Assigned task - Down to the last line, repeat the entries exactly.

Source data:
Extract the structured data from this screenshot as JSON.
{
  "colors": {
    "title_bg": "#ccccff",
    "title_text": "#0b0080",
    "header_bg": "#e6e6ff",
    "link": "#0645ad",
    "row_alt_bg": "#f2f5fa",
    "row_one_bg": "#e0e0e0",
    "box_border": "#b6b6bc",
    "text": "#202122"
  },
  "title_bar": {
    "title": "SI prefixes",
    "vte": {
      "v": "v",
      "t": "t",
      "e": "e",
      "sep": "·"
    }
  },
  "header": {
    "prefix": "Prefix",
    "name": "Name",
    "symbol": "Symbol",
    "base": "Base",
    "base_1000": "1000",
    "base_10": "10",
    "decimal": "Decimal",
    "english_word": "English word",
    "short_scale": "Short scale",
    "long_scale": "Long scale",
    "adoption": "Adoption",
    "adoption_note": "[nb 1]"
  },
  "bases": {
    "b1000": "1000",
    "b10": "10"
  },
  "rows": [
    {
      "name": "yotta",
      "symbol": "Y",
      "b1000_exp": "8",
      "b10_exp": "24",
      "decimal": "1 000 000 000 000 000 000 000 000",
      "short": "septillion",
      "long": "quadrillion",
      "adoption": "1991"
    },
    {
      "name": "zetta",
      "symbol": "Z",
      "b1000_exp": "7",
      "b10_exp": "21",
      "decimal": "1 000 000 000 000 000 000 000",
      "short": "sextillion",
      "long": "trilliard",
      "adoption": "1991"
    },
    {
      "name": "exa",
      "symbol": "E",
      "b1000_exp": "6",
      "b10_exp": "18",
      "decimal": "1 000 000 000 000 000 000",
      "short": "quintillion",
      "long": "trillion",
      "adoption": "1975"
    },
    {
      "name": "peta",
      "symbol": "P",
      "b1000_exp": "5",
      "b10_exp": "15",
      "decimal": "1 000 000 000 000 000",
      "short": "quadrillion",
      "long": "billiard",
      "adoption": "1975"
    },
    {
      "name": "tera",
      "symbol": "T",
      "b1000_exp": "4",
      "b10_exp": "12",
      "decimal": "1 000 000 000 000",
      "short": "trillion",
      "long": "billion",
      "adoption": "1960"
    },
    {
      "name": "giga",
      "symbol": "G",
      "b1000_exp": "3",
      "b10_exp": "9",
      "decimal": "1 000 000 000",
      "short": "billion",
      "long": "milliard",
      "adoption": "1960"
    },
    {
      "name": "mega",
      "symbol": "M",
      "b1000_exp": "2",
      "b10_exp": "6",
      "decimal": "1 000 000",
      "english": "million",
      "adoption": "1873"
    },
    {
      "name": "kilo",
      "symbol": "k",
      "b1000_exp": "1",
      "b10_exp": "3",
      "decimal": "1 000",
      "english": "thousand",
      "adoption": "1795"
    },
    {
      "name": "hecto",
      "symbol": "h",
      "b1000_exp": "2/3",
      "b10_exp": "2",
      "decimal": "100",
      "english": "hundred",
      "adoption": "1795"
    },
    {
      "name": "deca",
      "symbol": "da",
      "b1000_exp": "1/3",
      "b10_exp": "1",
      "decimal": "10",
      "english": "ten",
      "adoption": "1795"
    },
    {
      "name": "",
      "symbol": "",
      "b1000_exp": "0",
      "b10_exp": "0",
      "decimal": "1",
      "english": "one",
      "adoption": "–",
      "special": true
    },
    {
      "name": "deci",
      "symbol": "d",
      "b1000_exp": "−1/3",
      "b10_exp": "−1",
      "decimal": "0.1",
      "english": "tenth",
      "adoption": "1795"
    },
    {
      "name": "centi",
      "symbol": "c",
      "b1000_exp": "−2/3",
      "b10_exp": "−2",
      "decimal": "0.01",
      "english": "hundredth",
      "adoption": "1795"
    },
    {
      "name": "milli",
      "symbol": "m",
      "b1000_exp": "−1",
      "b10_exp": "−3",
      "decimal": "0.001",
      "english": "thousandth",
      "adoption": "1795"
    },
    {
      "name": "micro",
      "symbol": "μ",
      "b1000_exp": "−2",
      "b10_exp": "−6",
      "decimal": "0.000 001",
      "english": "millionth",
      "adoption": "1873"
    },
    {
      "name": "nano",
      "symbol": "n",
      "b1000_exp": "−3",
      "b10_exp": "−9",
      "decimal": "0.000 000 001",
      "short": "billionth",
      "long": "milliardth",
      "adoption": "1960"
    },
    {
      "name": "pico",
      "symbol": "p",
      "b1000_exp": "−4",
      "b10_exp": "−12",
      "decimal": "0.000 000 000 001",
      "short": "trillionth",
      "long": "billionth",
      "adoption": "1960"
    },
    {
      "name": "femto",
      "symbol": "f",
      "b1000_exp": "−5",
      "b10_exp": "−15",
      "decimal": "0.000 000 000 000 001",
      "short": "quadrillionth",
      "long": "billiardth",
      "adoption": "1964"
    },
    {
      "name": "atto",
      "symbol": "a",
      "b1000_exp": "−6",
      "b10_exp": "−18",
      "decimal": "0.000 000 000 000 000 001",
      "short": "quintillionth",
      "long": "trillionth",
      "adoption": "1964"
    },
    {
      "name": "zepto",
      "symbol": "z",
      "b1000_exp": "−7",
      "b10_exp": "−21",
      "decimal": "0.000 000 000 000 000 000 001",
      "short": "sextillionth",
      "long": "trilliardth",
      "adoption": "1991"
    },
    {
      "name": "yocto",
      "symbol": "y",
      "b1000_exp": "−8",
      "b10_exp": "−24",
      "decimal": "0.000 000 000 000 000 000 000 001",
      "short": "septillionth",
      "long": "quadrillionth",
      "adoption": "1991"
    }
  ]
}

Your response -
Extract the structured data from this screenshot as JSON.
{
  "colors": {
    "title_bg": "#ccccff",
    "title_text": "#0b0080",
    "header_bg": "#e6e6ff",
    "link": "#0645ad",
    "row_alt_bg": "#f2f5fa",
    "row_one_bg": "#e0e0e0",
    "box_border": "#b6b6bc",
    "text": "#202122"
  },
  "title_bar": {
    "title": "SI prefixes",
    "vte": {
      "v": "v",
      "t": "t",
      "e": "e",
      "sep": "·"
    }
  },
  "header": {
    "prefix": "Prefix",
    "name": "Name",
    "symbol": "Symbol",
    "base": "Base",
    "base_1000": "1000",
    "base_10": "10",
    "decimal": "Decimal",
    "english_word": "English word",
    "short_scale": "Short scale",
    "long_scale": "Long scale",
    "adoption": "Adoption",
    "adoption_note": "[nb 1]"
  },
  "bases": {
    "b1000": "1000",
    "b10": "10"
  },
  "rows": [
    {
      "name": "yotta",
      "symbol": "Y",
      "b1000_exp": "8",
      "b10_exp": "24",
      "decimal": "1 000 000 000 000 000 000 000 000",
      "short": "septillion",
      "long": "quadrillion",
      "adoption": "1991"
    },
    {
      "name": "zetta",
      "symbol": "Z",
      "b1000_exp": "7",
      "b10_exp": "21",
      "decimal": "1 000 000 000 000 000 000 000",
      "short": "sextillion",
      "long": "trilliard",
      "adoption": "1991"
    },
    {
      "name": "exa",
      "symbol": "E",
      "b1000_exp": "6",
      "b10_exp": "18",
      "decimal": "1 000 000 000 000 000 000",
      "short": "quintillion",
      "long": "trillion",
      "adoption": "1975"
    },
    {
      "name": "peta",
      "symbol": "P",
      "b1000_exp": "5",
      "b10_exp": "15",
      "decimal": "1 000 000 000 000 000",
      "short": "quadrillion",
      "long": "billiard",
      "adoption": "1975"
    },
    {
      "name": "tera",
      "symbol": "T",
      "b1000_exp": "4",
      "b10_exp": "12",
      "decimal": "1 000 000 000 000",
      "short": "trillion",
      "long": "billion",
      "adoption": "1960"
    },
    {
      "name": "giga",
      "symbol": "G",
      "b1000_exp": "3",
      "b10_exp": "9",
      "decimal": "1 000 000 000",
      "short": "billion",
      "long": "milliard",
      "adoption": "1960"
    },
    {
      "name": "mega",
      "symbol": "M",
      "b1000_exp": "2",
      "b10_exp": "6",
      "decimal": "1 000 000",
      "english": "million",
      "adoption": "1873"
    },
    {
      "name": "kilo",
      "symbol": "k",
      "b1000_exp": "1",
      "b10_exp": "3",
      "decimal": "1 000",
      "english": "thousand",
      "adoption": "1795"
    },
    {
      "name": "hecto",
      "symbol": "h",
      "b1000_exp": "2/3",
      "b10_exp": "2",
      "decimal": "100",
      "english": "hundred",
      "adoption": "1795"
    },
    {
      "name": "deca",
      "symbol": "da",
      "b1000_exp": "1/3",
      "b10_exp": "1",
      "decimal": "10",
      "english": "ten",
      "adoption": "1795"
    },
    {
      "name": "",
      "symbol": "",
      "b1000_exp": "0",
      "b10_exp": "0",
      "decimal": "1",
      "english": "one",
      "adoption": "–",
      "special": true
    },
    {
      "name": "deci",
      "symbol": "d",
      "b1000_exp": "−1/3",
      "b10_exp": "−1",
      "decimal": "0.1",
      "english": "tenth",
      "adoption": "1795"
    },
    {
      "name": "centi",
      "symbol": "c",
      "b1000_exp": "−2/3",
      "b10_exp": "−2",
      "decimal": "0.01",
      "english": "hundredth",
      "adoption": "1795"
    },
    {
      "name": "milli",
      "symbol": "m",
      "b1000_exp": "−1",
      "b10_exp": "−3",
      "decimal": "0.001",
      "english": "thousandth",
      "adoption": "1795"
    },
    {
      "name": "micro",
      "symbol": "μ",
      "b1000_exp": "−2",
      "b10_exp": "−6",
      "decimal": "0.000 001",
      "english": "millionth",
      "adoption": "1873"
    },
    {
      "name": "nano",
      "symbol": "n",
      "b1000_exp": "−3",
      "b10_exp": "−9",
      "decimal": "0.000 000 001",
      "short": "billionth",
      "long": "milliardth",
      "adoption": "1960"
    },
    {
      "name": "pico",
      "symbol": "p",
      "b1000_exp": "−4",
      "b10_exp": "−12",
      "decimal": "0.000 000 000 001",
      "short": "trillionth",
      "long": "billionth",
      "adoption": "1960"
    },
    {
      "name": "femto",
      "symbol": "f",
      "b1000_exp": "−5",
      "b10_exp": "−15",
      "decimal": "0.000 000 000 000 001",
      "short": "quadrillionth",
      "long": "billiardth",
      "adoption": "1964"
    },
    {
      "name": "atto",
      "symbol": "a",
      "b1000_exp": "−6",
      "b10_exp": "−18",
      "decimal": "0.000 000 000 000 000 001",
      "short": "quintillionth",
      "long": "trillionth",
      "adoption": "1964"
    },
    {
      "name": "zepto",
      "symbol": "z",
      "b1000_exp": "−7",
      "b10_exp": "−21",
      "decimal": "0.000 000 000 000 000 000 001",
      "short": "sextillionth",
      "long": "trilliardth",
      "adoption": "1991"
    },
    {
      "name": "yocto",
      "symbol": "y",
      "b1000_exp": "−8",
      "b10_exp": "−24",
      "decimal": "0.000 000 000 000 000 000 000 001",
      "short": "septillionth",
      "long": "quadrillionth",
      "adoption": "1991"
    }
  ]
}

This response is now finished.